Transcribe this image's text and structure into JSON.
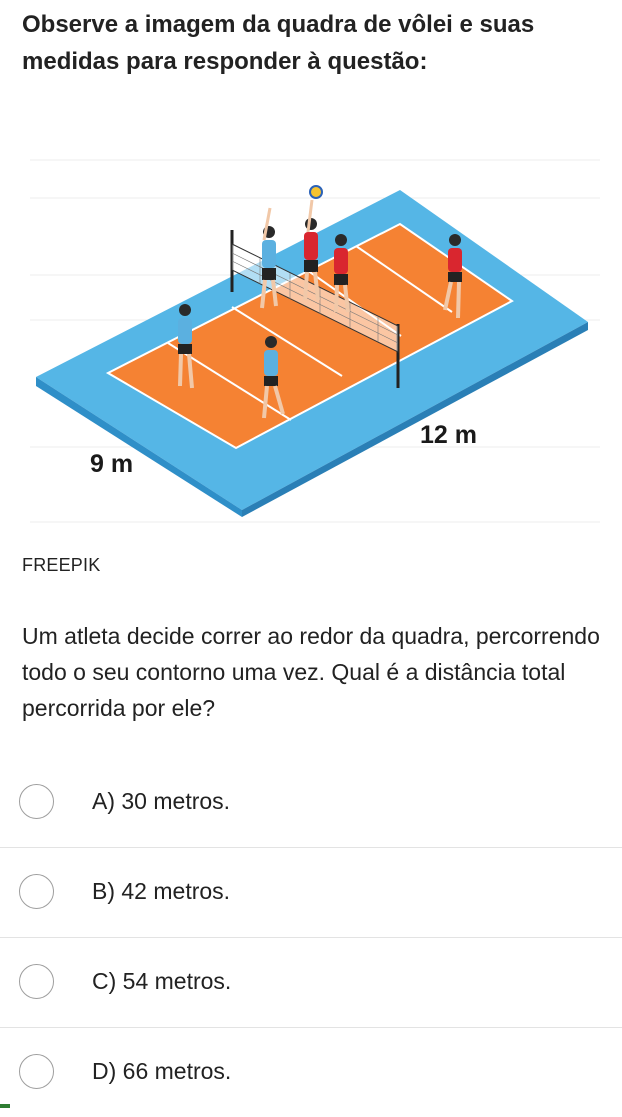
{
  "question": {
    "title": "Observe a imagem da quadra de vôlei e suas medidas para responder à questão:",
    "credit": "FREEPIK",
    "body": "Um atleta decide correr ao redor da quadra, percorrendo todo o seu contorno uma vez. Qual é a distância total percorrida por ele?"
  },
  "image": {
    "width_label": "9 m",
    "length_label": "12 m",
    "colors": {
      "court_base": "#5bb8e8",
      "court_floor": "#f47f35",
      "line": "#ffffff"
    }
  },
  "options": [
    {
      "label": "A) 30 metros."
    },
    {
      "label": "B) 42 metros."
    },
    {
      "label": "C) 54 metros."
    },
    {
      "label": "D) 66 metros."
    }
  ],
  "colors": {
    "text": "#222222",
    "radio_border": "#9e9e9e",
    "divider": "#e3e3e3"
  }
}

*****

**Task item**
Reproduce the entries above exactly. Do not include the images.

**Expected output**
Transcribe this image's text and structure into JSON.
{
  "question": {
    "title": "Observe a imagem da quadra de vôlei e suas medidas para responder à questão:",
    "credit": "FREEPIK",
    "body": "Um atleta decide correr ao redor da quadra, percorrendo todo o seu contorno uma vez. Qual é a distância total percorrida por ele?"
  },
  "image": {
    "width_label": "9 m",
    "length_label": "12 m",
    "colors": {
      "court_base": "#5bb8e8",
      "court_floor": "#f47f35",
      "line": "#ffffff"
    }
  },
  "options": [
    {
      "label": "A) 30 metros."
    },
    {
      "label": "B) 42 metros."
    },
    {
      "label": "C) 54 metros."
    },
    {
      "label": "D) 66 metros."
    }
  ],
  "colors": {
    "text": "#222222",
    "radio_border": "#9e9e9e",
    "divider": "#e3e3e3"
  }
}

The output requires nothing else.